Airline group backs global emissions trading scheme

6.4.2009   (Reuters)

By David Fogarty, Climate Change Correspondent, Asia

SINGAPORE – Four of the world’s top airlines have backed a global scheme to curb
carbon emissions and hope the proposal will be included in a broader U.N. pact
to fight climate change.
It is the first time airline firms have banded together to make recommendations
to U.N. climate change officials on how to tackle the sector’s carbon emissions.
Aviation is responsible for about 2% *   of global greenhouse gas pollution and
that share is expected to rise, as leading green groups and the European Union
demand the sector clean up its act.
Air France/KLM (AIRF.PA), British Airways (BAY.L), Cathay Pacific (0293.HK),
Virgin Atlantic [VA.UL], airport operator BAA (FER.MC) and international NGO The
Climate Group have proposed a deal that covers all carbon pollution from the international
aviation sector.
This would ensure equal treatment for airlines and open the way to global emissions
trading within the sector and possibly with other industries and countries.
“There are some airlines that still think “we’re only 2% *   of global emissions
therefore let us get on with our job in peace”, said Mark Kenber, policy director
of The Climate Group, which advises businesses and governments on how to cut carbon
“That in Europe, not least as a PR pitch, doesn’t work anymore,” he told Reuters
by telephone from London.
“If airlines don’t propose something credible environmentally but also that works
well for them economically, then they will get saddled with some other option.”
The proposal by the six-member aviation deal group is to be presented to climate
change negotiators later on Monday in Bonn in Germany, where representatives from
175 nations are meeting to work on a broader climate pact to replace the Kyoto
Negotiations for the post-Kyoto pact are due to be wrapped up in December in
Conservation groups such as WWF say aviation has not been doing enough to tackle the sector’s growing share
of greenhouse gas pollution and must pay for its emissions like many other industries.
Emissions from global aviation are about 650 million tonnes of CO2 annually,
according to the Association of Asia-Pacific Airlines.
Many airlines say only a global approach is fair and criticise the European Union’s
decision to include aviation in the bloc’s emissions trading scheme from 2012.
Kenber says the Aviation Global Deal Group is hoping other major carriers will
join and were talking to several other airlines in the Asia-Pacific, Middle East
and the United States.
The scheme to be outlined later on Monday recommends that nations agree to a
global cap on aviation emissions and that any scheme agreed must be integrated
within a post-Kyoto climate pact set to take effect from 2013.
According to the 43-point proposal, individual carriers would surrender allowances
in proportion to the carbon content of their annual fuel purchases.
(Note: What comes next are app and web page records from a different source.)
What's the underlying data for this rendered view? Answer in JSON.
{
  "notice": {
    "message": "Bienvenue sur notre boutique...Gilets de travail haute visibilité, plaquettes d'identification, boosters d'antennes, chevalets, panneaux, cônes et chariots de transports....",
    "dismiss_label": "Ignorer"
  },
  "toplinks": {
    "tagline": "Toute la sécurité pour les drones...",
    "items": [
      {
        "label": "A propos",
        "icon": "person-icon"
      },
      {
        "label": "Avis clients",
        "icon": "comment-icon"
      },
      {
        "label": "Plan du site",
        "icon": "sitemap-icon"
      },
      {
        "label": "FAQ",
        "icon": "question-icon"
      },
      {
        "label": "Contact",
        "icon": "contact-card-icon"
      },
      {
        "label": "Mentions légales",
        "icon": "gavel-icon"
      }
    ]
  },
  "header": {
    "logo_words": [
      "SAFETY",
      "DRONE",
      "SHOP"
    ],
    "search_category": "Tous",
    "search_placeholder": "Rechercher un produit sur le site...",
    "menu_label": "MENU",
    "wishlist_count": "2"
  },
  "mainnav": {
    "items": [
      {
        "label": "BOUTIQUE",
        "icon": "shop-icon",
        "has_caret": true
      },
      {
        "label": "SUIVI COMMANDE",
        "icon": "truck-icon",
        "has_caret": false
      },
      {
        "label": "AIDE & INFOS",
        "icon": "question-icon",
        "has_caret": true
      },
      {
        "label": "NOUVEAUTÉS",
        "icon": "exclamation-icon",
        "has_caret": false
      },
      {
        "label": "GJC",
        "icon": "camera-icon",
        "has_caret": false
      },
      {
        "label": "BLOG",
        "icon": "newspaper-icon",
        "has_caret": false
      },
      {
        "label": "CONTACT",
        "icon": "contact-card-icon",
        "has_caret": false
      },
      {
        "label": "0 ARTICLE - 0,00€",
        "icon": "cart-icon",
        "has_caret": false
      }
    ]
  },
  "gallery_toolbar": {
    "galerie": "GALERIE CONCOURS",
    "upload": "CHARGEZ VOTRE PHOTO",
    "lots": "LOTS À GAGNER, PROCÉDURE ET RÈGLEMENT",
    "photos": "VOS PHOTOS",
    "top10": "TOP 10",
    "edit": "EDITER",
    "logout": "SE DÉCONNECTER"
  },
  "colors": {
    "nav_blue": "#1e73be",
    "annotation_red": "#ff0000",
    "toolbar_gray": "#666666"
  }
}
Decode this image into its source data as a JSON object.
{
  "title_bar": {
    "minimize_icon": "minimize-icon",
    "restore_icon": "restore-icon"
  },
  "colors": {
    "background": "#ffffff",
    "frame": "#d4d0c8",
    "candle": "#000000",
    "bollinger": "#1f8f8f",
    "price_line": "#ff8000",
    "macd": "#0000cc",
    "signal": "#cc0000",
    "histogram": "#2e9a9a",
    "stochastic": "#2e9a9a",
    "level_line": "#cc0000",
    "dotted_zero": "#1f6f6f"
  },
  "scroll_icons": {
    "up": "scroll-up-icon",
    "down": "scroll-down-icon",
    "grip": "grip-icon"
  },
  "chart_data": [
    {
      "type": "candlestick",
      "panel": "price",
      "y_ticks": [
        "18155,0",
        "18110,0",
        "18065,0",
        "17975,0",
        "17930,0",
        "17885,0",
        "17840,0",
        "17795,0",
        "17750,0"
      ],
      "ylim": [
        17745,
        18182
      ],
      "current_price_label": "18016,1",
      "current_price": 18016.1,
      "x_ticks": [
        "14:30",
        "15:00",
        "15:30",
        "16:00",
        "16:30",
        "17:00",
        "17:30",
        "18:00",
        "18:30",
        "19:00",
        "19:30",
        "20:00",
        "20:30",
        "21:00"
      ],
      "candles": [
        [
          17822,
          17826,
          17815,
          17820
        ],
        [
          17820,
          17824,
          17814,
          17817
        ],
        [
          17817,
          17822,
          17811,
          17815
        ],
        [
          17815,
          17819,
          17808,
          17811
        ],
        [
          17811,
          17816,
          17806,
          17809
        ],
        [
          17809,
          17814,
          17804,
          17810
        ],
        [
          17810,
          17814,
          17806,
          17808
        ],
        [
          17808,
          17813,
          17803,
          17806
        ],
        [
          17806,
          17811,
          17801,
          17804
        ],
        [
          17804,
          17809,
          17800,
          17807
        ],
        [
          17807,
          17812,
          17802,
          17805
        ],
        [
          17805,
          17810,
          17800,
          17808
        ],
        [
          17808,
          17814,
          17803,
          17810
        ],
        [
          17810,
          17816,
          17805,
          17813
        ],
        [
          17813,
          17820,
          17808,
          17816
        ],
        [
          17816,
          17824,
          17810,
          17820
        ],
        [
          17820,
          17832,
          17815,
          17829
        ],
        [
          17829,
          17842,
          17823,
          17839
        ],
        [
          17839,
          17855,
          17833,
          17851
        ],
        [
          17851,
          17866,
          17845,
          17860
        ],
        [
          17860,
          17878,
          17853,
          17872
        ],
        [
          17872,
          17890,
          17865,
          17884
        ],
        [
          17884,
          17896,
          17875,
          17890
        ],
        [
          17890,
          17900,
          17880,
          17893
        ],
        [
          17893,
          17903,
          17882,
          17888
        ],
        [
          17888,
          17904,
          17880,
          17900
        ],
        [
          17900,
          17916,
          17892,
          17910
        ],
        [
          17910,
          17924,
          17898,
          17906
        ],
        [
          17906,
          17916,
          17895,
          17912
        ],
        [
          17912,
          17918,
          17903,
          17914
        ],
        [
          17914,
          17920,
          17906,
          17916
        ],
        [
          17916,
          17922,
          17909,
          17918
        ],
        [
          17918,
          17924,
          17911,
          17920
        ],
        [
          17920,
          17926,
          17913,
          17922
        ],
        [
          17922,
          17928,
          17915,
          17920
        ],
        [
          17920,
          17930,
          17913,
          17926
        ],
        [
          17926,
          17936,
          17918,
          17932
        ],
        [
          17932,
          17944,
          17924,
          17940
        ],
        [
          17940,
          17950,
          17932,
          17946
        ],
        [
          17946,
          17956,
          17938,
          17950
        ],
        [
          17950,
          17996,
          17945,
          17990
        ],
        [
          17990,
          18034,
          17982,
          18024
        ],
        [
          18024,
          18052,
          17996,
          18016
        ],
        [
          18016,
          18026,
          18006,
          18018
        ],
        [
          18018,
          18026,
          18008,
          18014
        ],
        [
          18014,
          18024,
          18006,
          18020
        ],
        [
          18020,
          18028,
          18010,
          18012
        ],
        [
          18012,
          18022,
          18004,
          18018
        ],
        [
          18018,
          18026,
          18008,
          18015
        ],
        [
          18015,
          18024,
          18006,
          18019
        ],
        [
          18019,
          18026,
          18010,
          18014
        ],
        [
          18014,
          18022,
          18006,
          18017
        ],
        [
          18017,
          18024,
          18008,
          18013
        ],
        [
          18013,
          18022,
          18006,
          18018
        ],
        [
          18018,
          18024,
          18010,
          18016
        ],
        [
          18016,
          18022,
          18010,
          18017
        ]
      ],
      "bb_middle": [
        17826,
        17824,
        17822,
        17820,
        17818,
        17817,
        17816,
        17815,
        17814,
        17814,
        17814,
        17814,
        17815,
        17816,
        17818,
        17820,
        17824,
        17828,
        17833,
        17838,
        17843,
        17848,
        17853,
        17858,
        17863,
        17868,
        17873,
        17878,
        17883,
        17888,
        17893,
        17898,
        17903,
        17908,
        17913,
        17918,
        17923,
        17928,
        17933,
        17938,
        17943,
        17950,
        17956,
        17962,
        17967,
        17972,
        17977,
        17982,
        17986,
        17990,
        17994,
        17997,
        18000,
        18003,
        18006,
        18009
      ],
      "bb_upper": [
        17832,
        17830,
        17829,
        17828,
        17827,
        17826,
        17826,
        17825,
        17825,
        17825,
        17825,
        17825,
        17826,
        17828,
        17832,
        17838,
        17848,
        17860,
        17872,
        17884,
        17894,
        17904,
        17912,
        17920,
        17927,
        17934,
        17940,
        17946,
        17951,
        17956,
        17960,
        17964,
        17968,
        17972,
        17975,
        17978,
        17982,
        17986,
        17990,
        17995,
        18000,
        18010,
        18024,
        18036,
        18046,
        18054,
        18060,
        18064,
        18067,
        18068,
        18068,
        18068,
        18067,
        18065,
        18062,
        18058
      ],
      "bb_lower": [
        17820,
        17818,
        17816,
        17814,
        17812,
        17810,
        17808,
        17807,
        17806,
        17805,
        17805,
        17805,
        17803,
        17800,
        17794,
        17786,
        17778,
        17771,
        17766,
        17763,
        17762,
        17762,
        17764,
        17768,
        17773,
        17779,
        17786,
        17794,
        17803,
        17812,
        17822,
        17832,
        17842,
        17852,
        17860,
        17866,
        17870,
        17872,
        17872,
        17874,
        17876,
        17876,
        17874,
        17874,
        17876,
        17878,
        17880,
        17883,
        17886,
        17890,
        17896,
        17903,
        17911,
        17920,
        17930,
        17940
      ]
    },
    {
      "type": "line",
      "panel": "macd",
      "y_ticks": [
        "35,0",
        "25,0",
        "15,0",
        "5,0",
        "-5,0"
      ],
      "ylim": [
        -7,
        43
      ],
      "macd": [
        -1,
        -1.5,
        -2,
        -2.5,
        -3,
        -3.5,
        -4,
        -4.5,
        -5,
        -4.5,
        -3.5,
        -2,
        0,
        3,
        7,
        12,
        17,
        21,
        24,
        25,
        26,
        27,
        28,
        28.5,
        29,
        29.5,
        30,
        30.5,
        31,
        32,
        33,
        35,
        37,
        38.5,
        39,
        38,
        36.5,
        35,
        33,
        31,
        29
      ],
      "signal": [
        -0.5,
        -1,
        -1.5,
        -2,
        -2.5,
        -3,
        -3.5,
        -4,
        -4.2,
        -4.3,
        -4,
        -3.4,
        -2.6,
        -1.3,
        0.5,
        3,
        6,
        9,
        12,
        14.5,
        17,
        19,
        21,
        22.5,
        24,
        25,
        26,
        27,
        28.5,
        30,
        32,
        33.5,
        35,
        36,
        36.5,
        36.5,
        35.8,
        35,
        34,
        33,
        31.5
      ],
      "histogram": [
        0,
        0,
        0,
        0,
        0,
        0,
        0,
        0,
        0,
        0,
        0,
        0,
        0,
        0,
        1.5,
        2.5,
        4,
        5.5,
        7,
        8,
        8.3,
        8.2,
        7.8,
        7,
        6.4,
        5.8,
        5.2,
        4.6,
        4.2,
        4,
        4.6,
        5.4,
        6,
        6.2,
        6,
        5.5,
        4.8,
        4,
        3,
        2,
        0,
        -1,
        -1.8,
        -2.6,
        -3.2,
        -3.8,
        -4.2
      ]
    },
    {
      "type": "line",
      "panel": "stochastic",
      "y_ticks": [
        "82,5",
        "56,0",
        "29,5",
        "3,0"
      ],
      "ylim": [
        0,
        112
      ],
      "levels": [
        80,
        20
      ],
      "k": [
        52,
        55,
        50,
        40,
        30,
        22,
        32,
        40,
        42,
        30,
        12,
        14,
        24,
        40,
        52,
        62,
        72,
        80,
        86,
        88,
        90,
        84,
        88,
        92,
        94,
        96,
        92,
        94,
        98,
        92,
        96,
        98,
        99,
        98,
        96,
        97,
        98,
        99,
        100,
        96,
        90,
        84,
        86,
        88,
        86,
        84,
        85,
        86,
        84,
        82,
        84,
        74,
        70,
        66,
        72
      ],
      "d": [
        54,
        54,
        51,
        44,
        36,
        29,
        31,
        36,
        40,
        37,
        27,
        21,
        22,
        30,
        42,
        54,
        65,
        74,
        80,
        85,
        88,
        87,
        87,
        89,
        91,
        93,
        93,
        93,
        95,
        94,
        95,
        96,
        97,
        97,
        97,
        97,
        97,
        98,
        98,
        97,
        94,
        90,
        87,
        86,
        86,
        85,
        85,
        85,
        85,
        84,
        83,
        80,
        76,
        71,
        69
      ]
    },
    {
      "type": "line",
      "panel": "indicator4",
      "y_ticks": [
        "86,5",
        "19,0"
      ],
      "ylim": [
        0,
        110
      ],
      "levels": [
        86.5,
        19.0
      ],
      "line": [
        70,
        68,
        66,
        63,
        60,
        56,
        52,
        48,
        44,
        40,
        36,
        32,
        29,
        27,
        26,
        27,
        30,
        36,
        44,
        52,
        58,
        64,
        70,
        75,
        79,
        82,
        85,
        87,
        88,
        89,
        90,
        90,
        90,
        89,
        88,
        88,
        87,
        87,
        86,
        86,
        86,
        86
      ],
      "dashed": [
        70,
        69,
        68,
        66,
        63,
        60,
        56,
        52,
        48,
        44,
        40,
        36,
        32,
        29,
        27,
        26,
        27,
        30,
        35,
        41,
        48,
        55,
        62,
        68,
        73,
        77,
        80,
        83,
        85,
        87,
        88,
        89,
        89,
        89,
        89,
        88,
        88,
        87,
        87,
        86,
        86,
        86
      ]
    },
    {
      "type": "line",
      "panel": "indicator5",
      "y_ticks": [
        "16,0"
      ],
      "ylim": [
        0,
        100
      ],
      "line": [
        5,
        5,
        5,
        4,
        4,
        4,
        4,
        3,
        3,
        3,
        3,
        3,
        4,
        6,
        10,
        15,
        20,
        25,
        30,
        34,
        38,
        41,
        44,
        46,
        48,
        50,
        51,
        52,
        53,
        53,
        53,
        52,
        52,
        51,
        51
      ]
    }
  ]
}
A UN body
should administer the system, including the auction of permits.
Auction proceeds would be split between the Kyoto Protocol’s adaptation fund
for developing nations, help fund development of sustainable biofuels for use
in aviation and towards a U.N.-backed initiative that aims to save forests in
poorer nations in return for tradeable carbon credits.
Kenber said the group’s next step was to conduct a deeper analysis of what the
aviation cap might be as well as how best to integrate the scheme into the carbon
The ultimate aim was to have the scheme adopted as one of the proposals on the
table when U.N. climate negotiators meet again in June in Bonn. (Editing by Michael
*     estimated as 3% in the New Scientist article below.   And this does not take into
account radiative forcing or other gases.
see also
New Scientist

Airlines want governments to be stricter on emissions

by Catherine Brahic

They may be an unlikely green lobby, but four of the world’s largest airline
companies have called on governments to be stricter with them.

British Airways, Air France-KLM, Cathay Pacific and Virgin Atlantic have joined
forces with the British Airports Authority and The Climate Group, a policy consultancy,
in a proposal for a global
cap-and-trade scheme that would regulate airline emissions.

The airlines want their proposal to be included in the next global emissions
agreement, scheduled to be signed in December. The move was announced at the close
of 10 days of
climate negotiations held in Bonn, Germany, this week.

The UN estimates air transport is responsible for roughly 3 per cent of human
greenhouse gas emissions worldwide.
Without action, its share could rise to 15 per cent by 2050. Yet the industry
is not yet required to reduce its emissions – even under the Kyoto protocol.

The European Union and the US have each discussed independently regulating aviation emissions. But Paul Steele, executive director
of the Air Transport Action Group says the industry would rather governments “take
a global approach for aviation rather than the current patchwork of national and
regional emissions management schemes”.

A spokesperson for Greenpeace told New Scientist the organisation felt the first priority for the transport industry should be
to stop expanding. The airlines hope stricter regulations could stimulate the
adoption of greener aviation fuels, such as biofuels.
Link to New Scientist online article